Fox may have a multi-cam comedy hit on its hands in Dads, judging by the thwapping TV critics gave it today at Summer TV Press Tour 2013. It was the kind of brawl the tour hasn’t seen since the 2 Broke Girls Q&A back in that sitcom’s first season– and we all know what a hit that show’s turned out to be for CBS. The series, from Seth MacFarlane (much not-loved by TV critics, and a no-show at the session) and other producers behind MacFarlane’s animated Family Guy and flick Ted, stars Seth Green and Giovanni Ribisi as childhood BFF’s turned gaming entrepreneur/biz partners, whose lives become sitcom material when both their dads, played by Peter Riegert and Martin Mull, move in with them. They provide lines like asking their son if he’s watching Punch The Puerto Rican when they see a boxing match on TV.

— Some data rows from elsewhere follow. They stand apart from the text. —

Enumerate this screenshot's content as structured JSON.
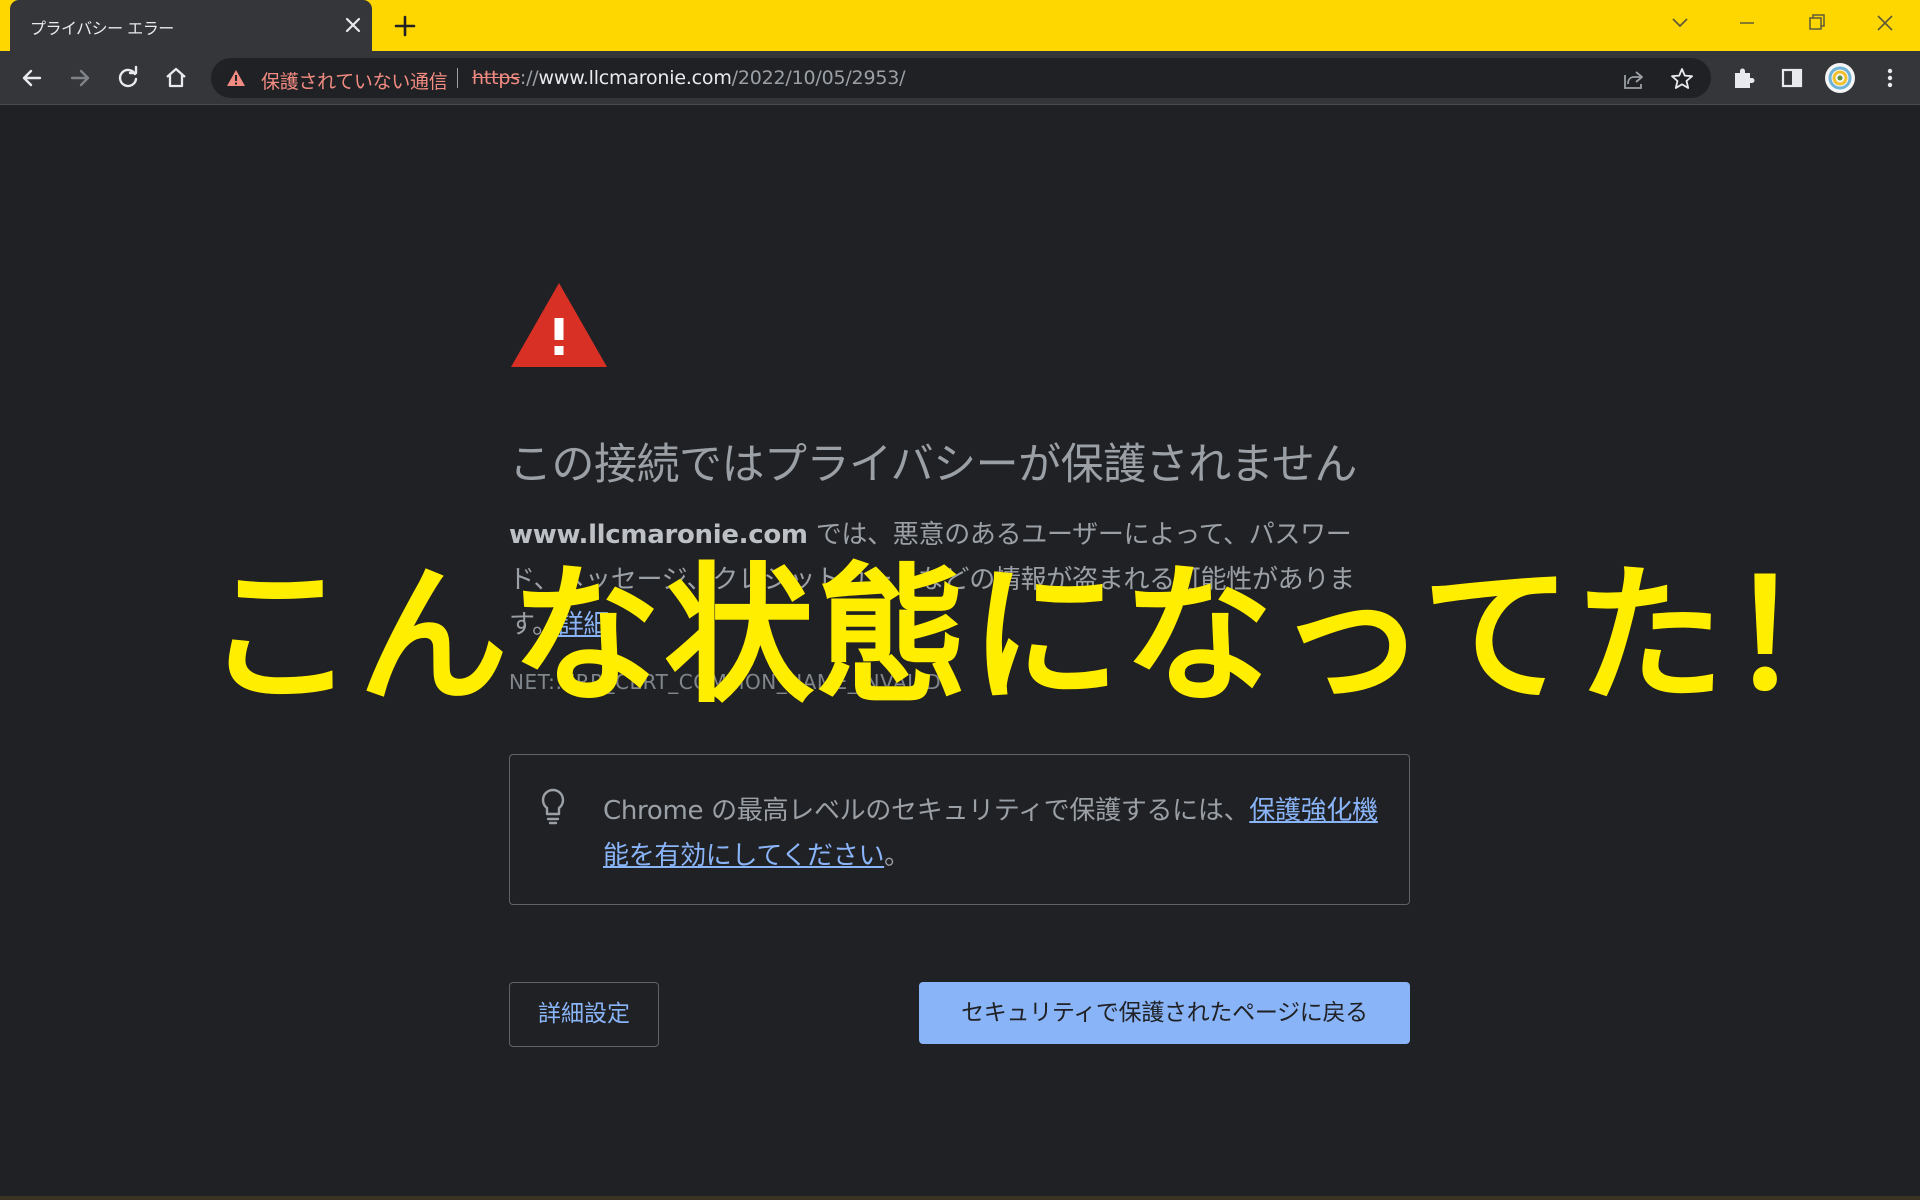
{
  "tab": {
    "title": "プライバシー エラー"
  },
  "omnibox": {
    "security_label": "保護されていない通信",
    "url_scheme": "https",
    "url_sep": "://",
    "url_host": "www.llcmaronie.com",
    "url_path": "/2022/10/05/2953/"
  },
  "content": {
    "heading": "この接続ではプライバシーが保護されません",
    "body_domain": "www.llcmaronie.com",
    "body_text": " では、悪意のあるユーザーによって、パスワード、メッセージ、クレジットカードなどの情報が盗まれる可能性があります。",
    "details_link": "詳細",
    "error_code": "NET::ERR_CERT_COMMON_NAME_INVALID",
    "promo_text": "Chrome の最高レベルのセキュリティで保護するには、",
    "promo_link": "保護強化機能を有効にしてください",
    "promo_end": "。",
    "details_button": "詳細設定",
    "back_button": "セキュリティで保護されたページに戻る"
  },
  "overlay": {
    "caption": "こんな状態になってた！"
  },
  "colors": {
    "tabstrip": "#fed700",
    "toolbar": "#35363a",
    "page_bg": "#202124",
    "insecure_red": "#f28b82",
    "link_blue": "#8ab4f8",
    "caption_yellow": "#ffee00",
    "alert_red": "#d93025"
  }
}
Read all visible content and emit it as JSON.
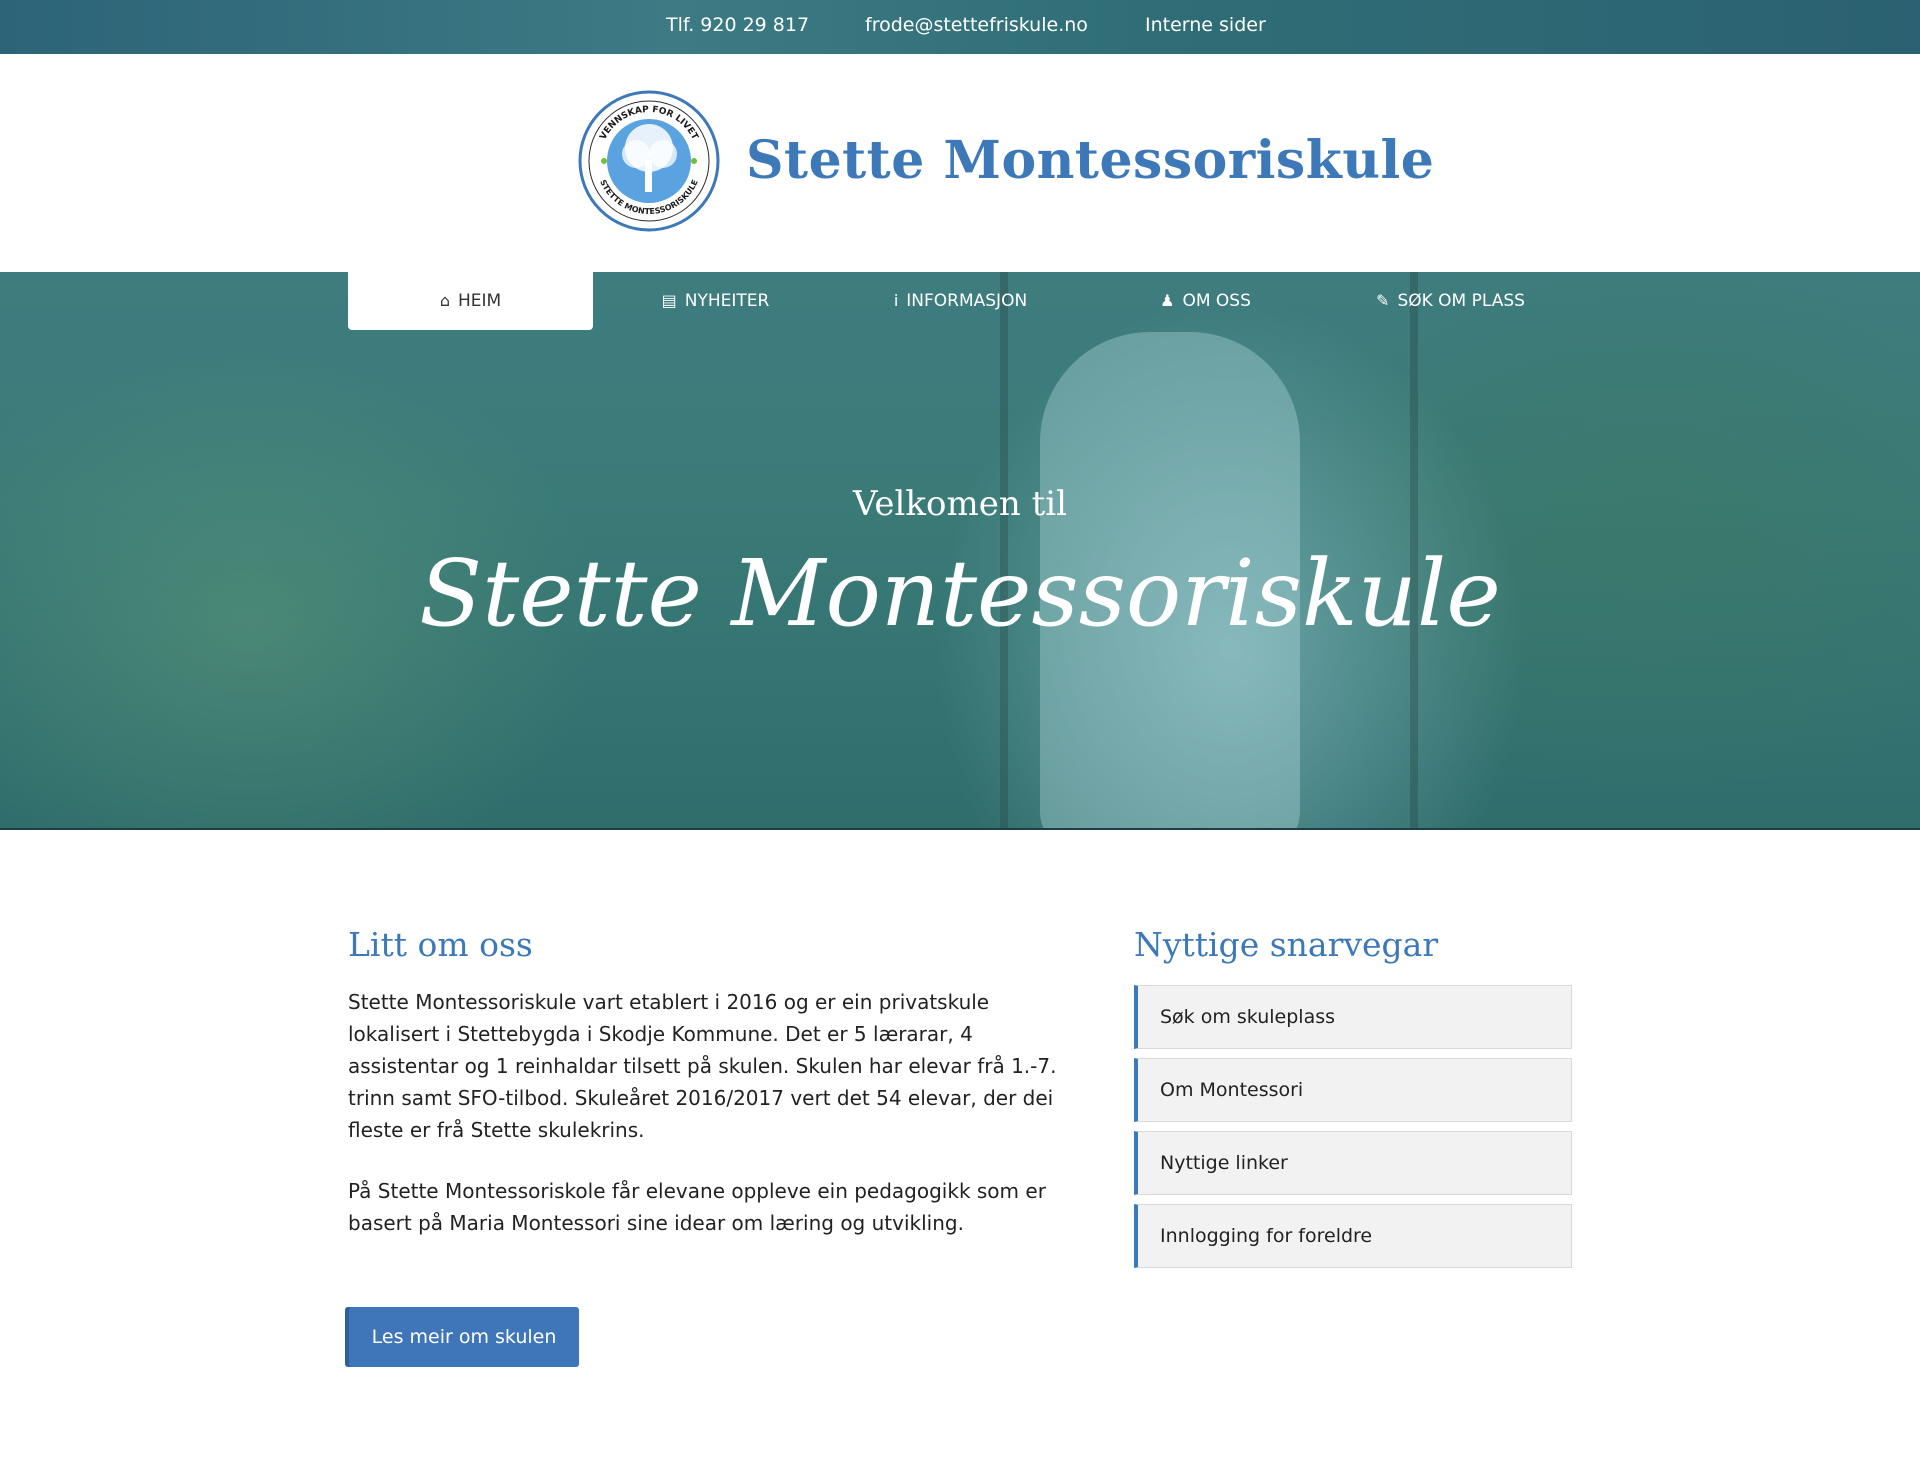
{
  "topbar": {
    "phone": "Tlf. 920 29 817",
    "email": "frode@stettefriskule.no",
    "internal": "Interne sider"
  },
  "header": {
    "title": "Stette Montessoriskule",
    "logo_text_top": "VENNSKAP FOR LIVET",
    "logo_text_bottom": "STETTE MONTESSORISKULE"
  },
  "nav": {
    "items": [
      {
        "label": "HEIM",
        "icon": "home-icon",
        "glyph": "⌂"
      },
      {
        "label": "NYHEITER",
        "icon": "newspaper-icon",
        "glyph": "▤"
      },
      {
        "label": "INFORMASJON",
        "icon": "info-icon",
        "glyph": "i"
      },
      {
        "label": "OM OSS",
        "icon": "user-icon",
        "glyph": "♟"
      },
      {
        "label": "SØK OM PLASS",
        "icon": "edit-icon",
        "glyph": "✎"
      }
    ]
  },
  "hero": {
    "subtitle": "Velkomen til",
    "title": "Stette Montessoriskule"
  },
  "about": {
    "heading": "Litt om oss",
    "p1": "Stette Montessoriskule vart etablert i 2016 og er ein privatskule lokalisert i Stettebygda i Skodje Kommune. Det er 5 lærarar, 4 assistentar og 1 reinhaldar tilsett på skulen. Skulen har elevar frå 1.-7. trinn samt SFO-tilbod. Skuleåret 2016/2017 vert det 54 elevar, der dei fleste er frå Stette skulekrins.",
    "p2": "På Stette Montessoriskole får elevane oppleve ein pedagogikk som er basert på Maria Montessori sine idear om læring og utvikling.",
    "button": "Les meir om skulen"
  },
  "shortcuts": {
    "heading": "Nyttige snarvegar",
    "items": [
      "Søk om skuleplass",
      "Om Montessori",
      "Nyttige linker",
      "Innlogging for foreldre"
    ]
  },
  "colors": {
    "accent": "#3d78b8",
    "hero": "#3a7b78"
  }
}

But it’s not left to just the actors in Dumbass Old Guy roles to provide the show’s racist humor, a la All In The Family. Green and Ribisi’s characters tell their Asian female staffer, played by Brenda Song, to dress up as a sexy Asian school girl to impress Chinese clients. Mostly Mike Scully, Wellesley Wild and Alec Sulkin let the TV critics take whacks at them without putting up much of a fight. Of the sexy Asian schoolgirl scene, Sulkin said if the comedy “didn’t land, we understand that.” In response to one critic’s suggestion that animated characters can pull off racially charged cracks while they may not work when actual actors say the lines, Scully acknowledged obsequiously, “There’s a level of reality removed in animation that lets you get away with more,“ he began, then corrected himself and continued, “that lets the audience accept more, and we’ll find that as we go.” He also promised “We don’t want the show to be the racial insult comedy show.”
Too late, responded critics in so many words.
“It’s the racist canary in the coal mine” show, Wild offered, but without any vim. Wild didn’t do much better when one critic said he found tiresome the whole Dumbass Aging Dads gag. “It’s tiresome, but it’s real,” he responded.
Critics began to suspect the writer/EP’s had read the transcript from the 2 Broke Girls session at the tour a few seasons back, to see How Not To Handle Hot and Bothered TV Critics at the tour. During that epic session, a much-pummeled EP Michael Patrick King had asked one TV critic his last name, then noted the guy’s name was Irish which meant he was probably drunk. It went downhill from there.
The Dads actors put up more of a fight than did the show’s creators today. “I’ve never done anything in 43 years that somebody didn’t find offensive,” Riegert grumbled. “You need someone to be a jerk in order to see the other side,” Mull insisted. Except they’re all jerks on this show, critics noted. “Just to be fair, this is a disparaging portrayal of white men,” Green said, lamely. Finally, Song — at the center of the show’s whole sexy Asian schoolgirl controversy, jumped in to say that when she saw that scene in the script, she said to herself, “Alright, Brenda, this is your job” but since she’s getting to do what she’s been dreaming about since she was 7 years old and “in such great company,” she can’t complain. By way of defending the writing, she noted she has made “I’m Asian – I’m really good at math” jokes, and that when guys try to hit on her, she has been known to respond, “Ah, sorry. I no speak English.”